The prison has been featured in television shows such as Ghost Hunters and films such as The Haunting of Cellblock 11, which Bobbitt said drives customers to the prison in droves.
“It doesn’t matter if it aired on Discovery+ and later aired on the travel channel, we’re still reaping the benefits of being on TV,” Bobbitt said. “It puts Jefferson City on the regional and even the national map.”
Year-round ghost hunt
In St. Louis, one of the most popular ghost tourism destinations is the old Lemp family mansion.
Lemp Mansion hosts mystery dinners, weddings, private events and bus tours. It also offers five rooms for overnight stays and a full-service restaurant.
A popular attraction during the fall season are the ghost tours, which have been run by resident ghost hunter Betsy Burnett-Belanger for the past 27 years. The weekly guided tours offered all year round enable visitors to take a two-hour tour of the house.
“We joke a bit that people think the mansion is really only haunted in October,” Burnett-Belanger said.
An annual Halloween party, which costs about $80 to $90 per ticket, draws about 800 people, she said.
Lemp Mansion is more than 150 years old and has thrived on its history since it opened to the public in 1977. The variety of offerings helped the company through the pandemic, and ghost tours have since resumed. said Belanger.

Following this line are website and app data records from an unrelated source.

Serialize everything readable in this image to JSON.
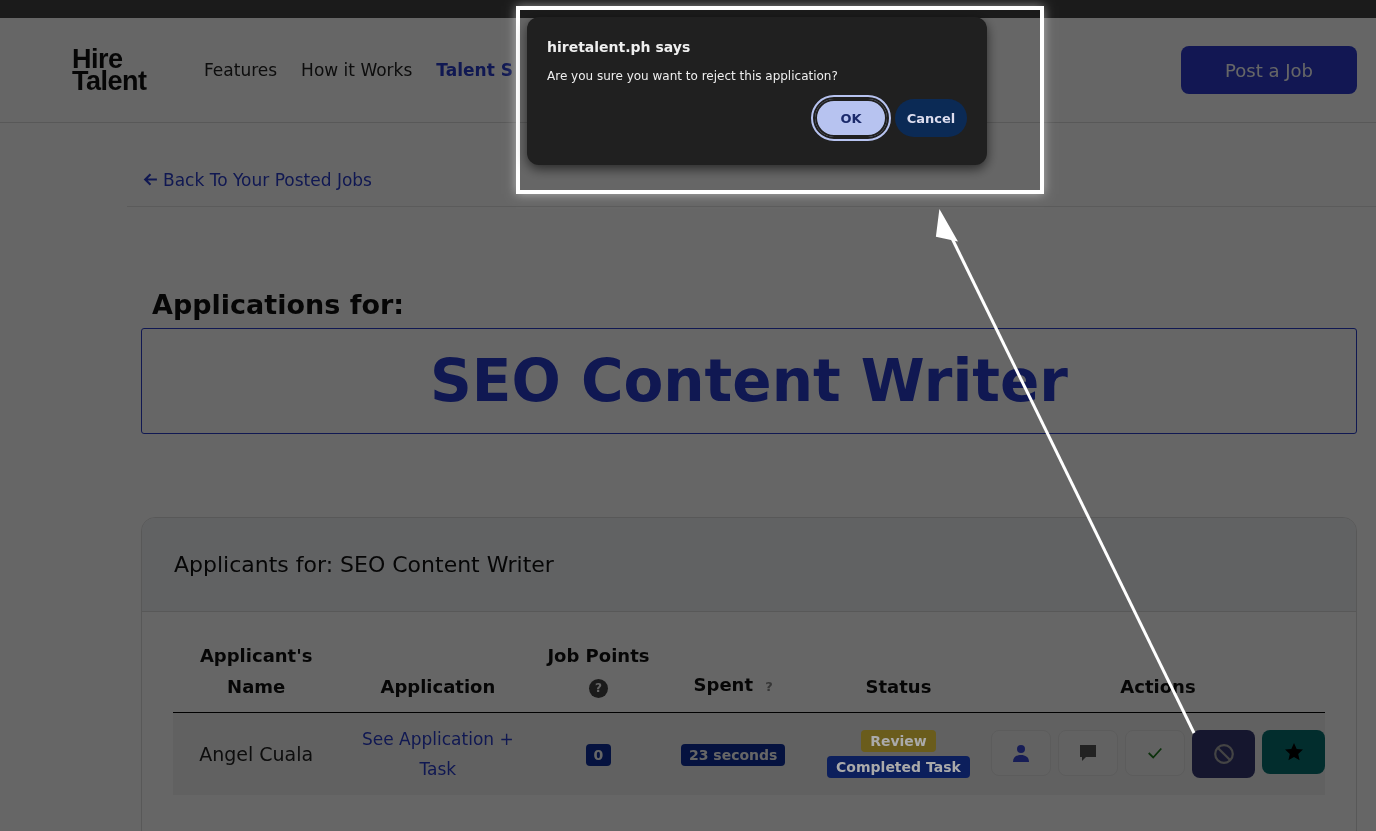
{
  "header": {
    "logo": [
      "Hire",
      "Talent"
    ],
    "nav": [
      {
        "label": "Features",
        "selected": false
      },
      {
        "label": "How it Works",
        "selected": false
      },
      {
        "label": "Talent S",
        "selected": true
      }
    ],
    "post_button": "Post a Job"
  },
  "back_link": "Back To Your Posted Jobs",
  "heading": "Applications for:",
  "job_title": "SEO Content Writer",
  "card": {
    "title": "Applicants for: SEO Content Writer",
    "columns": [
      {
        "label": "Applicant's Name"
      },
      {
        "label": "Application"
      },
      {
        "label": "Job Points",
        "help": {
          "text": "?",
          "kind": "circle"
        }
      },
      {
        "label": "Spent",
        "help": {
          "text": "?",
          "kind": "plain"
        }
      },
      {
        "label": "Status"
      },
      {
        "label": "Actions"
      }
    ],
    "rows": [
      {
        "name": "Angel Cuala",
        "application": "See Application + Task",
        "points": "0",
        "spent": "23 seconds",
        "status": [
          {
            "label": "Review",
            "color": "#6a5c1c"
          },
          {
            "label": "Completed Task",
            "color": "#0c1f5c"
          }
        ],
        "actions": [
          {
            "kind": "profile"
          },
          {
            "kind": "message"
          },
          {
            "kind": "approve"
          },
          {
            "kind": "reject"
          },
          {
            "kind": "shortlist"
          }
        ]
      }
    ]
  },
  "dialog": {
    "title": "hiretalent.ph says",
    "message": "Are you sure you want to reject this application?",
    "buttons": [
      {
        "label": "OK",
        "selected": true
      },
      {
        "label": "Cancel",
        "selected": false
      }
    ]
  },
  "annotation": {
    "kind": "arrow"
  }
}
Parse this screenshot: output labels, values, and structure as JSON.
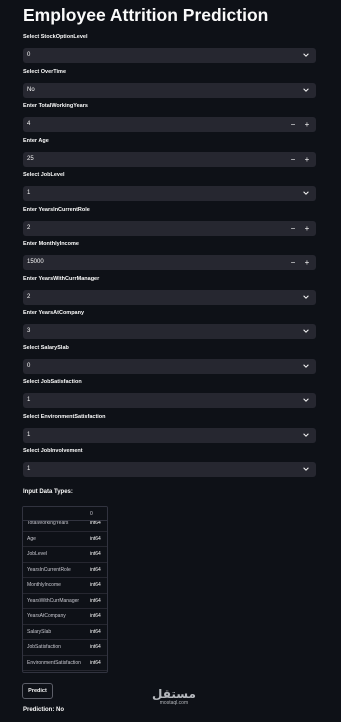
{
  "title": "Employee Attrition Prediction",
  "fields": [
    {
      "label": "Select StockOptionLevel",
      "type": "select",
      "value": "0"
    },
    {
      "label": "Select OverTime",
      "type": "select",
      "value": "No"
    },
    {
      "label": "Enter TotalWorkingYears",
      "type": "number",
      "value": "4"
    },
    {
      "label": "Enter Age",
      "type": "number",
      "value": "25"
    },
    {
      "label": "Select JobLevel",
      "type": "select",
      "value": "1"
    },
    {
      "label": "Enter YearsInCurrentRole",
      "type": "number",
      "value": "2"
    },
    {
      "label": "Enter MonthlyIncome",
      "type": "number",
      "value": "15000"
    },
    {
      "label": "Enter YearsWithCurrManager",
      "type": "select",
      "value": "2"
    },
    {
      "label": "Enter YearsAtCompany",
      "type": "select",
      "value": "3"
    },
    {
      "label": "Select SalarySlab",
      "type": "select",
      "value": "0"
    },
    {
      "label": "Select JobSatisfaction",
      "type": "select",
      "value": "1"
    },
    {
      "label": "Select EnvironmentSatisfaction",
      "type": "select",
      "value": "1"
    },
    {
      "label": "Select JobInvolvement",
      "type": "select",
      "value": "1"
    }
  ],
  "dtypes": {
    "heading": "Input Data Types:",
    "column_header": "0",
    "rows": [
      {
        "name": "TotalWorkingYears",
        "type": "int64"
      },
      {
        "name": "Age",
        "type": "int64"
      },
      {
        "name": "JobLevel",
        "type": "int64"
      },
      {
        "name": "YearsInCurrentRole",
        "type": "int64"
      },
      {
        "name": "MonthlyIncome",
        "type": "int64"
      },
      {
        "name": "YearsWithCurrManager",
        "type": "int64"
      },
      {
        "name": "YearsAtCompany",
        "type": "int64"
      },
      {
        "name": "SalarySlab",
        "type": "int64"
      },
      {
        "name": "JobSatisfaction",
        "type": "int64"
      },
      {
        "name": "EnvironmentSatisfaction",
        "type": "int64"
      },
      {
        "name": "JobInvolvement",
        "type": "int64"
      }
    ]
  },
  "predict_button": "Predict",
  "prediction": "Prediction: No",
  "watermark": {
    "arabic": "مستقل",
    "latin": "mostaql.com"
  },
  "colors": {
    "background": "#0e1117",
    "input_bg": "#262730",
    "text": "#fafafa"
  }
}
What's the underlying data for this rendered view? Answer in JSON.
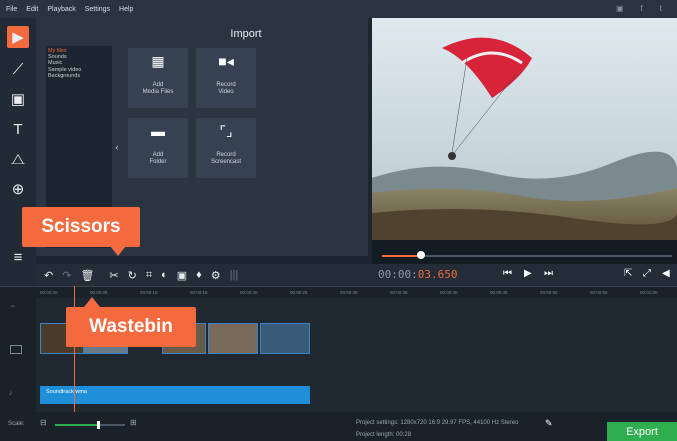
{
  "menu": {
    "items": [
      "File",
      "Edit",
      "Playback",
      "Settings",
      "Help"
    ],
    "social": [
      "yt-icon",
      "fb-icon",
      "tw-icon"
    ]
  },
  "sidebar_tools": [
    {
      "icon": "import-icon",
      "active": true
    },
    {
      "icon": "magic-wand-icon",
      "active": false
    },
    {
      "icon": "filters-icon",
      "active": false
    },
    {
      "icon": "titles-icon",
      "active": false
    },
    {
      "icon": "shapes-icon",
      "active": false
    },
    {
      "icon": "zoom-icon",
      "active": false
    },
    {
      "icon": "more-icon",
      "active": false
    }
  ],
  "import": {
    "title": "Import",
    "categories": [
      "My files",
      "Sounds",
      "Music",
      "Sample video",
      "Backgrounds"
    ],
    "tiles": [
      {
        "line1": "Add",
        "line2": "Media Files",
        "icon": "media-files-icon"
      },
      {
        "line1": "Record",
        "line2": "Video",
        "icon": "record-video-icon"
      },
      {
        "line1": "Add",
        "line2": "Folder",
        "icon": "folder-icon"
      },
      {
        "line1": "Record",
        "line2": "Screencast",
        "icon": "screencast-icon"
      }
    ]
  },
  "player": {
    "timecode_prefix": "00:00:",
    "timecode_active": "03.650",
    "progress": 0.13
  },
  "ruler_ticks": [
    "00:00:00",
    "00:00:05",
    "00:00:10",
    "00:00:15",
    "00:00:20",
    "00:00:25",
    "00:00:30",
    "00:00:35",
    "00:00:40",
    "00:00:45",
    "00:00:50",
    "00:00:55",
    "00:01:00"
  ],
  "audio_clip": {
    "label": "Soundtrack.wma"
  },
  "status": {
    "scale_label": "Scale:",
    "project_settings": "Project settings:  1280x720 16:9 29.97 FPS, 44100 Hz Stereo",
    "project_length": "Project length:   00:28"
  },
  "export_label": "Export",
  "callouts": {
    "scissors": "Scissors",
    "wastebin": "Wastebin"
  },
  "colors": {
    "accent": "#f26a3d",
    "export": "#2fae4f",
    "audio": "#1e8fd8"
  }
}
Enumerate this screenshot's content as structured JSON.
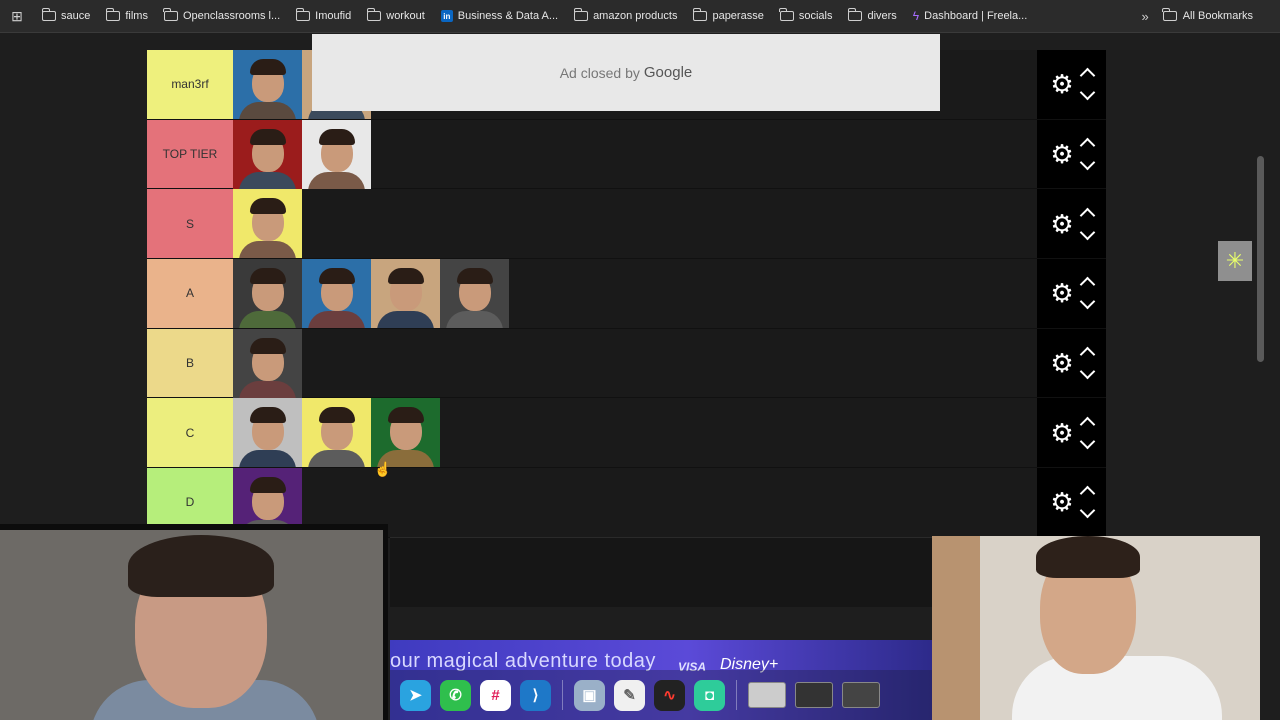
{
  "bookmarks": [
    {
      "label": "sauce",
      "icon": "folder-icon"
    },
    {
      "label": "films",
      "icon": "folder-icon"
    },
    {
      "label": "Openclassrooms l...",
      "icon": "folder-icon"
    },
    {
      "label": "Imoufid",
      "icon": "folder-icon"
    },
    {
      "label": "workout",
      "icon": "folder-icon"
    },
    {
      "label": "Business & Data A...",
      "icon": "linkedin-icon"
    },
    {
      "label": "amazon products",
      "icon": "folder-icon"
    },
    {
      "label": "paperasse",
      "icon": "folder-icon"
    },
    {
      "label": "socials",
      "icon": "folder-icon"
    },
    {
      "label": "divers",
      "icon": "folder-icon"
    },
    {
      "label": "Dashboard | Freela...",
      "icon": "dashboard-icon"
    }
  ],
  "all_bookmarks": "All Bookmarks",
  "ad": {
    "closed_text": "Ad closed by",
    "brand": "Google"
  },
  "tiers": [
    {
      "label": "man3rf",
      "color": "#eef07d",
      "items": 2
    },
    {
      "label": "TOP TIER",
      "color": "#e4727a",
      "items": 2
    },
    {
      "label": "S",
      "color": "#e4727a",
      "items": 1
    },
    {
      "label": "A",
      "color": "#eab38b",
      "items": 4
    },
    {
      "label": "B",
      "color": "#ecd98a",
      "items": 1
    },
    {
      "label": "C",
      "color": "#ecee7e",
      "items": 3
    },
    {
      "label": "D",
      "color": "#b6ee7b",
      "items": 1
    }
  ],
  "banner": {
    "text": "our magical adventure today",
    "brand1": "VISA",
    "brand2": "Disney+"
  },
  "dock": [
    "telegram-icon",
    "whatsapp-icon",
    "slack-icon",
    "vscode-icon",
    "preview-icon",
    "notes-icon",
    "voice-memos-icon",
    "streamlabs-icon"
  ]
}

After the Halloween season is over, the haunting business inevitably starts to slow down.
While the Lemp Mansion and the Haunted Castle House are keeping their doors open despite waning paranormal interest, the Missouri State Penitentiary is closing its doors for the season at the end of November.
The Lemp Mansion’s mystery dinners, comedy shows, and other offerings that aren’t necessarily geared towards the paranormal could distract from the ghost tours for the rest of the year. But visitors are still drawn to the possibility of the paranormal.
“You can’t separate the spirits from this place,” Burnett-Belanger said.